Little data exist on engagement in the HIV care continuum among men who have sex with men (MSM), in Moscow, Russia.
There is a steep gradient in the HIV care continuum for MSM living with HIV: 76% of the population are unaware of their infection, inhibiting further access to care.
Lack of awareness of infection was associated with sexual identity and behaviours, as well as HIV testing patterns.
Ensuring access to confidential HIV testing is important to enabling early identification and engagement in care for MSM who are living with HIV in the Russian Federation.
HIV testing innovations, such as HIV self-testing and CD4 point of care, may provide alternative means for MSM to understand their infection status and engage in care.
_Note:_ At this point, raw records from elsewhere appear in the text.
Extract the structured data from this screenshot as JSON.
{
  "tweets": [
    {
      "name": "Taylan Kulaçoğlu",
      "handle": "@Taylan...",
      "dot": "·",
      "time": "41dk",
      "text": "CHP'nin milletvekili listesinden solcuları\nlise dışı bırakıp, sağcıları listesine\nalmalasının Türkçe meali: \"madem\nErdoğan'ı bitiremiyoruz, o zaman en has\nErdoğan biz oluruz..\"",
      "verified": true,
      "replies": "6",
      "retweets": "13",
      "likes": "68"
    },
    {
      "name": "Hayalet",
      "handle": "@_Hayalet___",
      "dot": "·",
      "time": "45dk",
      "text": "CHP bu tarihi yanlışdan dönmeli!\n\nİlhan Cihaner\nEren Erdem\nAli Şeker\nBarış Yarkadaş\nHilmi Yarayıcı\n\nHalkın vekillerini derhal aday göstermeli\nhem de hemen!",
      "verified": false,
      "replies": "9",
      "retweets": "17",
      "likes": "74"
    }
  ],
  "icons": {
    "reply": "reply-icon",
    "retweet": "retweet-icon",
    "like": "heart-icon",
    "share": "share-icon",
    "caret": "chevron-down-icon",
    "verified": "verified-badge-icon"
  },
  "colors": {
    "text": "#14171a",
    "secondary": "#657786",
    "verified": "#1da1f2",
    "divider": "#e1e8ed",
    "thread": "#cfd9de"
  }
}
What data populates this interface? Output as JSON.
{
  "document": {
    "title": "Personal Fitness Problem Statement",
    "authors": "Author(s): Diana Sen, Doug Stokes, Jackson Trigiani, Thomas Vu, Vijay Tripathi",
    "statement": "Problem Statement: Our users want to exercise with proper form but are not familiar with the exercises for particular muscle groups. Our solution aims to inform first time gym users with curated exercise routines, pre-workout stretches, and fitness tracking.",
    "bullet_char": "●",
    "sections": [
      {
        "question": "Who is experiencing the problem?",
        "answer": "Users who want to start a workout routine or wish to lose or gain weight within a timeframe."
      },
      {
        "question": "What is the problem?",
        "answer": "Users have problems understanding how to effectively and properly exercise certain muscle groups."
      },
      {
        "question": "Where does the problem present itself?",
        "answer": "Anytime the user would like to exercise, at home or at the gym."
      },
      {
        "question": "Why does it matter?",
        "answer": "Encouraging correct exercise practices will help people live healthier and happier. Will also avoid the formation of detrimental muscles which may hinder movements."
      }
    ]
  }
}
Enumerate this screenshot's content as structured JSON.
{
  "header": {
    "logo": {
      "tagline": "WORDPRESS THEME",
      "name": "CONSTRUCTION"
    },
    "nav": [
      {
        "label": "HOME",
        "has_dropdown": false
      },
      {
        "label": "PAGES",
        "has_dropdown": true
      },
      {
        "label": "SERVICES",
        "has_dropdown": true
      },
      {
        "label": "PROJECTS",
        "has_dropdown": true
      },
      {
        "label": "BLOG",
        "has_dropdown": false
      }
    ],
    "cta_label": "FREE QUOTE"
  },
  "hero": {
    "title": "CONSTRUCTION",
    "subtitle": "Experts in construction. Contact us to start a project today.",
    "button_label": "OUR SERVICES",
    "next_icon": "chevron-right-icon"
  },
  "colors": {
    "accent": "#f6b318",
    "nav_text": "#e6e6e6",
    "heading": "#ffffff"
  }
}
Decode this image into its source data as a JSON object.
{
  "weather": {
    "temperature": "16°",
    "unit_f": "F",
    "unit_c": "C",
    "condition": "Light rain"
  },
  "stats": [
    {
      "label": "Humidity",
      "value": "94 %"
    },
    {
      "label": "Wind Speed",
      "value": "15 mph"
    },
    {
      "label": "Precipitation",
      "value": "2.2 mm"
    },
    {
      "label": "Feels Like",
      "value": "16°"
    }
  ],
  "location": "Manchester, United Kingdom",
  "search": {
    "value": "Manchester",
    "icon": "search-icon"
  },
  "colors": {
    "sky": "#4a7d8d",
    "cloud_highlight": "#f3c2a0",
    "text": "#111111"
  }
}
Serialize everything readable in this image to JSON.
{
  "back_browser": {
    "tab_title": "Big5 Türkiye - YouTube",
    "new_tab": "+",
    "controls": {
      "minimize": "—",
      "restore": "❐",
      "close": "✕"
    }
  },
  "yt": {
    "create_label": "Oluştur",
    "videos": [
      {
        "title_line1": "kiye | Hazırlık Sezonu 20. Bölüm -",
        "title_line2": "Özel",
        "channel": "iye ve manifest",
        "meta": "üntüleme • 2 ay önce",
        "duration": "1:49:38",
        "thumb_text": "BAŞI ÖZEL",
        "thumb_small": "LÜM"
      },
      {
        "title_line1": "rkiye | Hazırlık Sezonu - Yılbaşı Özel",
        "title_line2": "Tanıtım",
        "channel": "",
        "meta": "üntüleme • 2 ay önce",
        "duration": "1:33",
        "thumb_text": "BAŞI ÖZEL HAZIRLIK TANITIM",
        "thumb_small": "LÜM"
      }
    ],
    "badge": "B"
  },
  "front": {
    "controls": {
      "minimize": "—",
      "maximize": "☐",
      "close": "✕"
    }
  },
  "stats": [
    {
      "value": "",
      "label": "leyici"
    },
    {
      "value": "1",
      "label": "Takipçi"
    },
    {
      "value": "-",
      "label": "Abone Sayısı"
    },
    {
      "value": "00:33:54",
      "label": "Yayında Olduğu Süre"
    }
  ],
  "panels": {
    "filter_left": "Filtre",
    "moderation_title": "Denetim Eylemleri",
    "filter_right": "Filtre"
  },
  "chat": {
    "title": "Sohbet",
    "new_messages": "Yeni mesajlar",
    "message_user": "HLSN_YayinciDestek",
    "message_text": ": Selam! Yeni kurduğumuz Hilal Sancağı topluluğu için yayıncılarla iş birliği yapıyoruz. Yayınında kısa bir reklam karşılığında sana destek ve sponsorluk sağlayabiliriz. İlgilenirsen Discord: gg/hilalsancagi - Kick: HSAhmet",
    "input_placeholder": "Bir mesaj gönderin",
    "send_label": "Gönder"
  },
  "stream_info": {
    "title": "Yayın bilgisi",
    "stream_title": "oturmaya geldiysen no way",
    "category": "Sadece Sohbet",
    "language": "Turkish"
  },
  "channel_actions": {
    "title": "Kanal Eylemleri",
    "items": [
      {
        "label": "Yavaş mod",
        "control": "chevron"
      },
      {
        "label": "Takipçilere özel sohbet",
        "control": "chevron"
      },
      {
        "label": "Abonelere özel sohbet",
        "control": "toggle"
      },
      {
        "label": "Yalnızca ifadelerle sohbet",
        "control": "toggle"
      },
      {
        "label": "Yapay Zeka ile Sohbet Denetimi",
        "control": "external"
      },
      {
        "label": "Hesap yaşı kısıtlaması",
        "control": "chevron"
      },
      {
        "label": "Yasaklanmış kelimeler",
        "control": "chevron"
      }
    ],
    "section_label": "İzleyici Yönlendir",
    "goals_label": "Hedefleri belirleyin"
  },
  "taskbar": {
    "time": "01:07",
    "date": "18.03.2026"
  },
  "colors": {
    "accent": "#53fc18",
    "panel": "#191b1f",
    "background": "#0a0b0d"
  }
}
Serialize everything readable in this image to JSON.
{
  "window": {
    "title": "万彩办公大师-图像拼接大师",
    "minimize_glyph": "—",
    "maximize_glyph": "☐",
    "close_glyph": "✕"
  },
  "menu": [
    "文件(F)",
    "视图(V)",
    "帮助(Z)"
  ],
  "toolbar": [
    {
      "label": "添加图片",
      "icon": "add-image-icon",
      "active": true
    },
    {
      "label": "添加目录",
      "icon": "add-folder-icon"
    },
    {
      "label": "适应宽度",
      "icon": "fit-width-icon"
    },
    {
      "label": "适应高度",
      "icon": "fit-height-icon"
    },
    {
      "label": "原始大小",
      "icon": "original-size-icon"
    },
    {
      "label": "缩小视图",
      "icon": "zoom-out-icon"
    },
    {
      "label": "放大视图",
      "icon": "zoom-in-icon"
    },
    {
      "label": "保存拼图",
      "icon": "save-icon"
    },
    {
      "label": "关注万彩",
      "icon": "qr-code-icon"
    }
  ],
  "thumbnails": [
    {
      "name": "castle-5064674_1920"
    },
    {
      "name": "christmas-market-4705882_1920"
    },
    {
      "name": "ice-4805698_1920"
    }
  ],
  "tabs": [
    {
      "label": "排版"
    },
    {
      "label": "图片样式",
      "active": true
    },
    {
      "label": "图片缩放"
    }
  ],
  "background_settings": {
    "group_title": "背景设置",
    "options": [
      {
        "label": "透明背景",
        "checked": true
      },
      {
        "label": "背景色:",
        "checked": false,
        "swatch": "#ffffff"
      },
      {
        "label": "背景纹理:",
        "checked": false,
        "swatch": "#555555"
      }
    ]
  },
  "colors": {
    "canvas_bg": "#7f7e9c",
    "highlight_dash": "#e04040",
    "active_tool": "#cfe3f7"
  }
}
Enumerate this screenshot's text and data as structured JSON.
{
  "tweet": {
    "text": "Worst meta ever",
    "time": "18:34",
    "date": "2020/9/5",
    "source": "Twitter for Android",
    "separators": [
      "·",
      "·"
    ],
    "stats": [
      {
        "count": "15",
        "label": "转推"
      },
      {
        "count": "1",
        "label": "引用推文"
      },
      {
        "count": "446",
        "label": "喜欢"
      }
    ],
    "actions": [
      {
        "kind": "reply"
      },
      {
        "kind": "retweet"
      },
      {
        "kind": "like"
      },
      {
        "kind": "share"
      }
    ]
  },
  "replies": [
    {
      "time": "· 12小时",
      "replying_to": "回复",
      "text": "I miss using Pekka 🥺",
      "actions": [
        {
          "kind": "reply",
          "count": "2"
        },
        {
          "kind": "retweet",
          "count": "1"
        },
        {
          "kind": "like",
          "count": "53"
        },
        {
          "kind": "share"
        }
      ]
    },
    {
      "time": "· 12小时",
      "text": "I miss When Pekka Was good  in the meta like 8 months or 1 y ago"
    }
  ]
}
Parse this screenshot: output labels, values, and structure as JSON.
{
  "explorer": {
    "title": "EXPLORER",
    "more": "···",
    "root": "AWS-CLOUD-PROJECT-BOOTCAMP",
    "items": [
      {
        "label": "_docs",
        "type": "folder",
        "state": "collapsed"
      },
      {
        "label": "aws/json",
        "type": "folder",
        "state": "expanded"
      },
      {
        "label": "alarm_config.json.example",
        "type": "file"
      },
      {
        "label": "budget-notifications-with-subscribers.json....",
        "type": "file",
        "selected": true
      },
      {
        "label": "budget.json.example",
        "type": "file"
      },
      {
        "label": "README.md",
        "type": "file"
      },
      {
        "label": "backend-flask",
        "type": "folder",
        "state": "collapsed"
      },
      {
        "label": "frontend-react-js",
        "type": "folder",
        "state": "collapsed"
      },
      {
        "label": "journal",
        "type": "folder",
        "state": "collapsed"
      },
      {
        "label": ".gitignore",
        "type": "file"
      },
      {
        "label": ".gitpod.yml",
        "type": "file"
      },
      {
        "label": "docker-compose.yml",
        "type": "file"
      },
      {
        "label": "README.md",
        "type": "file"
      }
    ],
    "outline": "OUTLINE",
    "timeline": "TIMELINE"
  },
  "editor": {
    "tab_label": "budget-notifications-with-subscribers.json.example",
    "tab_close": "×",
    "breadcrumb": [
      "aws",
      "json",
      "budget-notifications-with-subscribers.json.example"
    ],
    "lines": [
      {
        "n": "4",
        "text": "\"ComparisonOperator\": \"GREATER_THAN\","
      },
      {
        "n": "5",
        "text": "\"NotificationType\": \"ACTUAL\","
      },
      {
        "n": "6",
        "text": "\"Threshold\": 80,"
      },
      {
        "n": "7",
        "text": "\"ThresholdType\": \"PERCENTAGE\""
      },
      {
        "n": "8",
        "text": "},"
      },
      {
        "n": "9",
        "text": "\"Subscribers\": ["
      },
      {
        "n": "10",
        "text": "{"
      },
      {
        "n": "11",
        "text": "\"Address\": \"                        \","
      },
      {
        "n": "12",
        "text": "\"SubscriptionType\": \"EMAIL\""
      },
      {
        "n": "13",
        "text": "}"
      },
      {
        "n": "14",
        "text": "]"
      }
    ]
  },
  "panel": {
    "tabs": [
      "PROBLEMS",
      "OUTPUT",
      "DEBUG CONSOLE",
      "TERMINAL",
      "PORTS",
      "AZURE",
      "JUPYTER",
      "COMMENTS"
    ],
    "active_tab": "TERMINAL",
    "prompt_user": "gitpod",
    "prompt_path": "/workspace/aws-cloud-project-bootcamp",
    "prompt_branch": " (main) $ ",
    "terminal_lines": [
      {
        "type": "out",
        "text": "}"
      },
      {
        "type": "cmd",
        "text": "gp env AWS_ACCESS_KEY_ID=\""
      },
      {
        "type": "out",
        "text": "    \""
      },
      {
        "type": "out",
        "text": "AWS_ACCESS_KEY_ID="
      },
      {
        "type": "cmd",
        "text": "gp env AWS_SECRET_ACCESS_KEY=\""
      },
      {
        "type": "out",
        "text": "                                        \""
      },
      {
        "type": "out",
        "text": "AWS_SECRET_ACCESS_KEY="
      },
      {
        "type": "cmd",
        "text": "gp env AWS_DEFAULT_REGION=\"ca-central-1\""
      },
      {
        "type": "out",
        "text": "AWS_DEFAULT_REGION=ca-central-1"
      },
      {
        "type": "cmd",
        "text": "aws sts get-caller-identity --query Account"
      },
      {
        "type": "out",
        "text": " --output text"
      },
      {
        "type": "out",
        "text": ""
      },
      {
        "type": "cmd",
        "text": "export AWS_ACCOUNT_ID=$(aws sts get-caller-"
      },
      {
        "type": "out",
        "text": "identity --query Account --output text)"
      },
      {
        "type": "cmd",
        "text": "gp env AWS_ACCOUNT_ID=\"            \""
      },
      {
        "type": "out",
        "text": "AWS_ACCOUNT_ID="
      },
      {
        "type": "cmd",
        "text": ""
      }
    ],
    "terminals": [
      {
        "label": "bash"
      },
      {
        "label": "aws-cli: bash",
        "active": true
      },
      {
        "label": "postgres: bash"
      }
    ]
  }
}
The authors thank SANAM clinic and Tatiana Bondarenko for insight, support, and use of the SANAM clinic for conduct of qualitative research and the Be Safe study. The authors appreciate the efforts of Irina Deobald and Konstantin Dyakonov in the formative phases of this project. The authors thank the participants who contributed their time and personal experiences to this study
This web only file has been produced by the BMJ Publishing Group from an electronic file supplied by the author(s) and has not been edited for content.
- Data supplement 1 - Online supplement
Correction notice This article has been corrected since it was published Online First. New author affiliations have been included.
Handling editor Jackie A Cassell
Twitter Follow Andrea Wirtz at @12AndreaW
Contributors CB, ALW, CEZ, NG, VM, AP and CL collaborated in the design and oversight of the overall study. PD and IK collected data. ALW conducted data analysis. SHM and CEZ reviewed and provided input to the statistical analysis. ALW wrote the initial drafts of this manuscript. All authors had full access to the data, reviewed and edited the manuscript, and take responsibility for its integrity as well as the accuracy of the analysis.
Funding Funding for this research came from the National Institute of Mental Health (NIMH R01 MH085574-01A2) ‘High Risk Men: Identity, Health Risks, HIV and Stigma’ funded from 2009–2014. This research has been facilitated by the infrastructure and resources provided by the Johns Hopkins University Center for AIDS Research, an NIH funded programme (P30AI094189), which is supported by the following NIH Co-Funding. and Participating Institutes and Centers: NIAID, NCI, NICHD, NHLBI, NIDA, NIMH, NIA, FIC, NIGMS, NIDDK and OAR. The content is solely the responsibility of the authors and does not necessarily represent the official views of the NIH.
Competing interests None declared.
Ethics approval Ethics Committee of the State Medical University, IP Pavlov, St. Petersburg, Russia, and Johns Hopkins Bloomberg School of Public Health Institutional Review Board, Baltimore, Maryland, USA.
Provenance and peer review Not commissioned; externally peer reviewed.